If both Sidewalks and Faces in the Crowd offered melancholy considerations of literary history and the nature of space, The Story of My Teeth reads like an exuberant send-up of literary history and its role in the production of value. As in her previous novel, in which the forgery of Owen’s translated poems begins to shatter the narrator’s reality, we encounter here a world in which value is not a given, but rather the product of the stories we tell ourselves about those objects. If, in the process of signifying a world, The Story of My Teeth ends up conjuring the ghosts of the major names of literary history, from Joyce to Juan Villoro, it is not out of nostalgic attachment to a vanished past, but rather out of a carnivalesque celebration of the malleability of these histories, in which everyone — including the factory workers at Jumex — is free to take part. By breaking down the barrier between author and reader, The Story of My Teeth serves at once as a critique of the function of value in the operation of cultural production and cultural memory and as a proposition for the possibility of the democratization of literature.

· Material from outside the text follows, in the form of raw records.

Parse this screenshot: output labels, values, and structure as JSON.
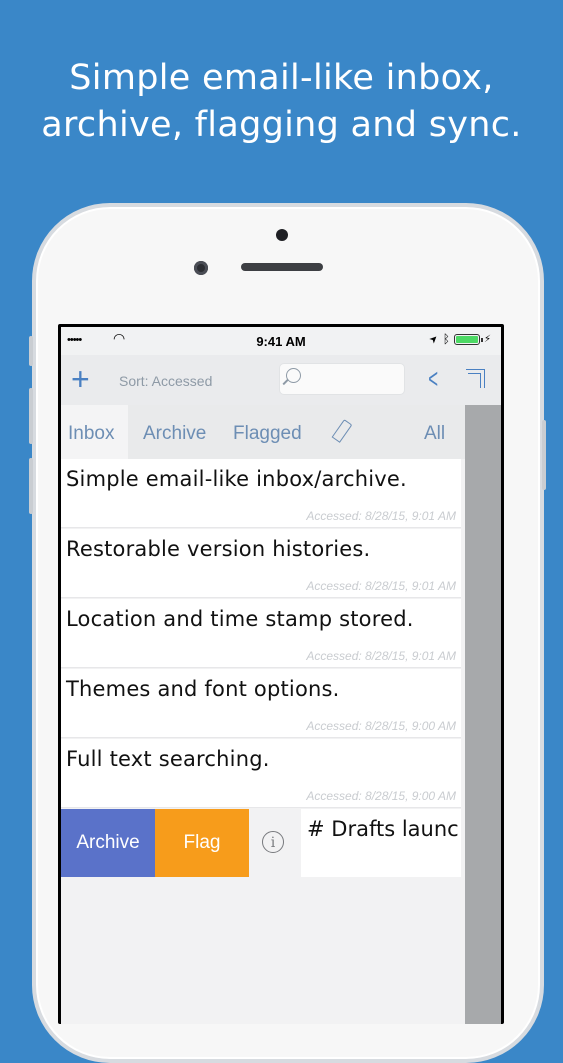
{
  "headline": {
    "line1": "Simple email-like inbox,",
    "line2": "archive, flagging and sync."
  },
  "status_bar": {
    "signal": "•••••",
    "wifi": "◠",
    "time": "9:41 AM",
    "location": "➤",
    "bluetooth": "ᛒ",
    "battery_level": 1.0
  },
  "toolbar": {
    "add": "+",
    "sort_label": "Sort: Accessed",
    "search_placeholder": "",
    "back": "<"
  },
  "tabs": {
    "inbox": "Inbox",
    "archive": "Archive",
    "flagged": "Flagged",
    "all": "All"
  },
  "drafts": [
    {
      "title": "Simple email-like inbox/archive.",
      "meta": "Accessed: 8/28/15, 9:01 AM"
    },
    {
      "title": "Restorable version histories.",
      "meta": "Accessed: 8/28/15, 9:01 AM"
    },
    {
      "title": "Location and time stamp stored.",
      "meta": "Accessed: 8/28/15, 9:01 AM"
    },
    {
      "title": "Themes and font options.",
      "meta": "Accessed: 8/28/15, 9:00 AM"
    },
    {
      "title": "Full text searching.",
      "meta": "Accessed: 8/28/15, 9:00 AM"
    }
  ],
  "swipe_actions": {
    "archive": "Archive",
    "flag": "Flag",
    "info": "i",
    "row_title": "# Drafts launc"
  },
  "colors": {
    "background": "#3a87c8",
    "accent": "#4a80c2",
    "archive_action": "#5a72c9",
    "flag_action": "#f79c1b"
  }
}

At a particular moment in Luiselli’s first novel, the narrator thinks she has seen Gilberto Owen among the faces in the New York subway. The image, in its timelessness and fragility, perfectly captures the poetic force of the world she has created: literary history, for Luiselli, constitutes a space to be traversed rather than a simple timeline, a fleeting place where the dreams of art resound as incomplete promises. Reading her books, I am sometimes reminded of the dream-like boxes of Joseph Cornell, self-contained if always-unfinished worlds. Her novels, like Cornell’s boxes, hold within them the impossible promise of a brief and truthful intimacy: that of the reader.